EU bans hazardous chemicals used in toys
By Stephen Castle in Brussels
25 September 2004
Seven years after campaigners first went into battle against hazardous
chemicals being used in baby toys, ministers agreed yesterday on a
permanent ban despite fierce lobbying from industry.
The measures are designed to combat the risk to youngsters posed by
phthalates, which have been linked with reproductive abnormalities, such
as low sperm counts in boys and premature breast development in girls.
Phthalates are used as softeners in some PVCs and, with industry
reluctant to declare which products contain them, consumers have been
left in the dark over the danger.
Alarmed about the potential threat to children's health, the European
Union put in place a limited emergency ban in December 1999. At that
point the industry said that about 70 per cent of toys on the market
were already phthalate-free.
But worries remain about the use of the hazardous chemicals,
particularly in less well-known brands, in inflatable toys including
swimming aids and paddling polls, and on clothing. A Greenpeace study
found last year that phthalates were contained in the printed sections
of the fabrics on a range of Disney children's clothes. A Dutch Donald
Duck T-shirt print had 170,036mg/kg of phthalates - more than 17 per
cent by weight of the sample.
Toy-makers argue that children would have to suck on the toys for seven
hours to be at risk. But campaigners point to studies suggesting that a
potential danger exists if an item is in a child's mouth for only an hour.
Members of Toy Industries of Europe, a group representing companies
including Mattel Inc and Hasbro Inc, the world's top two toy-makers, say

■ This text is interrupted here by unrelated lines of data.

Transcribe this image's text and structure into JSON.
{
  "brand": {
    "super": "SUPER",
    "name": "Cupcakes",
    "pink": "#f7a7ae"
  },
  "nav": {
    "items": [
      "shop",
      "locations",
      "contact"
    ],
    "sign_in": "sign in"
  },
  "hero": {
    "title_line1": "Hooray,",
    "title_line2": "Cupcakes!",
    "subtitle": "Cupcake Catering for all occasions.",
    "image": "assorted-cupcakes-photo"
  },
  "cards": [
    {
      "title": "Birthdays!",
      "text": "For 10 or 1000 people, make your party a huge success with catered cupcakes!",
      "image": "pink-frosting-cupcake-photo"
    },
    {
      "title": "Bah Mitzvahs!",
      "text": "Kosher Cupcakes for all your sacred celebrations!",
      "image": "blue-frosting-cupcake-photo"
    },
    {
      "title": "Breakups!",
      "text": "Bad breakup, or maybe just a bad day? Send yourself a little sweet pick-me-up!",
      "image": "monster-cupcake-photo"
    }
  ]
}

that only one phthalate, DINP, is used in their products. This is
regarded as a less harmful substance than others though some studies
link it to liver damage.
Yesterday's decision by EU ministers will widen the emergency ban from
1999 and make it permanent. The agreement came after the UK and the
Netherlands - which holds the presidency of the EU - withdrew their
opposition. The two governments had been the most sympathetic to
lobbying by the industry which demanded further tests on products.
The new measures, which need approval by MEPs, will mean a ban on three
phthalates (called DEHP, DBP and BBP), identified as capable of causing
reproductive damage, from all products intended for children. These
chemicals are currently banned under the emergency measures in toys for
the under-threes intended to be sucked or chewed, such as teething rings.
Three others (DINP, DIDP and DNOP) will be prohibited in toys and
childcare articles for children under three and which can be sucked on
or chewed. Clothing will not be covered.
The industry signalled yesterday that its long fight against controls is
not over. Heidi Ranscombe, of Toy Industries of Europe, said: "We want
the wording to be tightened so toys for children under three that aren't
intended for the mouth aren't covered." The industry argues that the ban
would cover objects like the plastic legs of wendy houses which are
unlikely to be sucked by children.
Jill Evans, Plaid Cymru MEP for Wales, said: "It is absurd that it has
taken seven years to get here and will take another two for this to pass
into law. It says something about the incredible lobbying power of the